What was the general approach to performing statistics before calculations were fully computerised (i.e. before both calculation and memory were managed by computer)?
I understand the question could become rather broad, so I'm mainly looking for illustrative impressions of the techniques, attitudes and approaches people employed to extract meaning out of data when all you had was a pen, paper and some other mechanical tools.
I suspect that something as simple (to modern statisticians) as linear regression with, say, 100 rows and three variables, would've been rather daunting to someone performing the matrix operations manually. But if an analysis was important, it would've been worth spending the day doing number crunching, or have a room full of human calculators do it for you. But this is still missing a lot of the pre-analysis work (stuff like visualisation, removal of extreme values, etc) that we take for granted today. How would a large regression have been approached back then? What were the shortcuts and clever labour-saving tricks?
I also suspect that many tests (t test, F test, other tests that involve taking a sample of the data) were used much more regularly back then to get a handle on the general feel of the data.
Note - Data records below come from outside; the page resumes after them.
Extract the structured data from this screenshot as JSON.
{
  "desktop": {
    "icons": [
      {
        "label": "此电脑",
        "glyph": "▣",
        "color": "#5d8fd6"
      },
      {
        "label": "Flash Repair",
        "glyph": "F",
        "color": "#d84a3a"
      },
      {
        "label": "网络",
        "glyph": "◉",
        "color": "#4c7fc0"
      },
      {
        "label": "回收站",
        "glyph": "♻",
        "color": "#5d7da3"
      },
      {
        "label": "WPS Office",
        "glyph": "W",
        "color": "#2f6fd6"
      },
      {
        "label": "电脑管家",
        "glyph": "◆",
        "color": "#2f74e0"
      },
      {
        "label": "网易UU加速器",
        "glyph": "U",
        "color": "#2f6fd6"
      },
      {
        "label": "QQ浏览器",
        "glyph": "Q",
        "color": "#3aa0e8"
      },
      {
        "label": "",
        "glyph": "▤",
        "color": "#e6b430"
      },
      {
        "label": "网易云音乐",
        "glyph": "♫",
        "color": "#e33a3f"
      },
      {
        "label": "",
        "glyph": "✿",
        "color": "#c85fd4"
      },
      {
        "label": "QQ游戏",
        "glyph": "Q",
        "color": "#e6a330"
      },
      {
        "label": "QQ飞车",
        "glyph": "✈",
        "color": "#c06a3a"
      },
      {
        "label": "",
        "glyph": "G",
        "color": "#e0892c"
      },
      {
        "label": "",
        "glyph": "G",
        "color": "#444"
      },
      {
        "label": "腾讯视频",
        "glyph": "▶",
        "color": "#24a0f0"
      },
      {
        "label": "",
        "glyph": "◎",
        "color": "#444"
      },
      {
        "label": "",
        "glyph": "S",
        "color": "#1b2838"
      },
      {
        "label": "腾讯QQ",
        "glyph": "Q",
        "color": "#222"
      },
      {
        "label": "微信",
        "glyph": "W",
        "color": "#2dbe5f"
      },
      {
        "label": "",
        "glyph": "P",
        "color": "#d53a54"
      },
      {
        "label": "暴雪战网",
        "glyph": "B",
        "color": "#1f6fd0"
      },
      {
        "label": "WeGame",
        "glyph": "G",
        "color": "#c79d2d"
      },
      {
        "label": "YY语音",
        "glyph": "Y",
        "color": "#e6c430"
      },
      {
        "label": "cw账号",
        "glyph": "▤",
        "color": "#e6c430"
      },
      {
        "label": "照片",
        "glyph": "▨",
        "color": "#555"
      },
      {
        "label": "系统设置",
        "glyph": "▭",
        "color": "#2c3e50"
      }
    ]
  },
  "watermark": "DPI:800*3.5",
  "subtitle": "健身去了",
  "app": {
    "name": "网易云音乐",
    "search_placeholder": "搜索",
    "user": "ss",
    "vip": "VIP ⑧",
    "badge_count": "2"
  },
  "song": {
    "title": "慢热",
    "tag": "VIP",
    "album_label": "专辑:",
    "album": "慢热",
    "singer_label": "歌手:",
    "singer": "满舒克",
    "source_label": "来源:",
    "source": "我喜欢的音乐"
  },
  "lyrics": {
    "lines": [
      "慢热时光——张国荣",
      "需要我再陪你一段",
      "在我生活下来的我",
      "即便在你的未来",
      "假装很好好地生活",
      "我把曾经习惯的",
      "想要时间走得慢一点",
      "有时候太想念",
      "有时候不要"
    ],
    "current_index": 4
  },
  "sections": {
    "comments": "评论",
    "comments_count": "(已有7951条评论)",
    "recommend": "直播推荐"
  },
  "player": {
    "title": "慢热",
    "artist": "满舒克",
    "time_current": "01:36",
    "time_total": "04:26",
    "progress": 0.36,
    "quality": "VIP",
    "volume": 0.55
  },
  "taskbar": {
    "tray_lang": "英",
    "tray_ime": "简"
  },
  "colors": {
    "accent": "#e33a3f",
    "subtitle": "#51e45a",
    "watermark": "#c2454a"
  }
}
Would this be correct?
Finally, were analyses by and large restricted to problems for which analytical solutions could be found?